She reached out with her hands and touched a slimy wall that slithered and moved under her fingers. Disgusting though it was, at least it gave her some support, something tangible that might lead her home.
And she had to find a way home. The frightened voice in her head told her that if she didn’t get out of this now, she’d never be able to escape it.
Panicked, she saw a dim light flickering up ahead. She ran toward it as fast as her legs would carry her.
The light. It would save her. She was sure of it.
She ran into a large cave where the light was shining over the veined and broken walls that oozed some kind of gelatinous muck. The smell of sulphur burned her nose and the screams grew louder.
Erin skidded to a halt. If she had been terrified before, it was nothing compared to what she felt now.
The dragonlike monster, with shimmery blood red scales and jet-black wings, rose up in front of her, snarling. His long teeth snapped as he eyed her hungrily.
He moved closer to her, lulling her with his eerie silver-blue eyes. Eyes that seemed to see more than just her physical self. It was as if they saw all the way into her mind, her soul.
And she knew the beast wanted her. That he longed to possess her with a fevered madness.
Oh God, this was it. The beast was here to take her. To consume her.
There was no escape.
Erin stumbled back, toward the entrance. She wouldn’t just lie down and die. It wasn’t in her. She was a fighter. And she would fight until the last breath left her body.
Turning around, she ran to the opening, but before she could escape, it closed up, sealing her in.
“You’re not going to leave me so soon, Erin,” the scaly dragon lisped, his talons scraping the floor as he drew closer. “I need the light inside you. Your thoughts. Your feelings. Your goodness. Come to me, and let me feel the warmth of you wash over me.”
He lunged for her.
Erin closed her eyes and imagined a sword in her hands to fight him.
She got a tree limb. Not her weapon of choice, but it was better than nothing. She swung it at him, catching him hard across the face.
Laughing, he shook his scaly head as if he didn’t feel the blow at all. “Such spirit. Such intelligence and ingenuity. And you wonder why I want you so. Show me more, Erin. Show me what else you can come up with.”
She forced him to step back while she wielded her tree limb. It was a stupid weapon, but it was all she had for the moment.
As if growing bored, the dragon jerked the limb from her hands. “I want your mind, Erin. I want to feel your fear of me.”
He moved even closer.
Before the beast could reach her, a bright light flashed between them, stinging her eyes even more. It grew in intensity until it appeared brighter than the sun.
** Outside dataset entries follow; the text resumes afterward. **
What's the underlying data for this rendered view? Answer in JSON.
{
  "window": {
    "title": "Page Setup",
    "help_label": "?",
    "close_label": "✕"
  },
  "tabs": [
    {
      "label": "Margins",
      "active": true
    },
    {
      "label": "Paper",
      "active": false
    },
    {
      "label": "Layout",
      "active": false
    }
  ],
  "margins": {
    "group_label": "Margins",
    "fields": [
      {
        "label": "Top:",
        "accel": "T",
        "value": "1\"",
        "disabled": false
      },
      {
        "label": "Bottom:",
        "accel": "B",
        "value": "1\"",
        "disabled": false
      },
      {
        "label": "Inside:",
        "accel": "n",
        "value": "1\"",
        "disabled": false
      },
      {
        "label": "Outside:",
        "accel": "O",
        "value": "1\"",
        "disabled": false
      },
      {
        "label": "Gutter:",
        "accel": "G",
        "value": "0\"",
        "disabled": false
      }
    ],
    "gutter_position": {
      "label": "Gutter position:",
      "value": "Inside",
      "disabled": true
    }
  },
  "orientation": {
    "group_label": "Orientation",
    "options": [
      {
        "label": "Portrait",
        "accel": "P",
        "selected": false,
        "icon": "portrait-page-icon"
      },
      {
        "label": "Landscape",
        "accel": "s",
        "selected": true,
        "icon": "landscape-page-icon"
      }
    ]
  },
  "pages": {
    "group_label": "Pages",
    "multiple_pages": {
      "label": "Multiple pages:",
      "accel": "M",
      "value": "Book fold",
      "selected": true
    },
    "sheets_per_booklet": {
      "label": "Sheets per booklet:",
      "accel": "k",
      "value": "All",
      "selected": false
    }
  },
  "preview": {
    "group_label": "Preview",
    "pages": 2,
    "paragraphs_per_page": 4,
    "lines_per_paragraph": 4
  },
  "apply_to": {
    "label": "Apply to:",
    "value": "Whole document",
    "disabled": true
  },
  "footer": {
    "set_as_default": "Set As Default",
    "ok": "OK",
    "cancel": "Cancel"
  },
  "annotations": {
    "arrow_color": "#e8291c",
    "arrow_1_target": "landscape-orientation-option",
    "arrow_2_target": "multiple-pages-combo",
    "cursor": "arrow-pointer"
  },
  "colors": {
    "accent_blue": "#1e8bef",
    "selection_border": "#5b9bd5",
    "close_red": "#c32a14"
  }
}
When it finally faded, it revealed another monster.
Erin swallowed in terror. Why couldn’t she control this dream? Ever since she’d been a child, she’d been able to wish herself out of bad dreams. But for some reason, she had no control in these nightmares.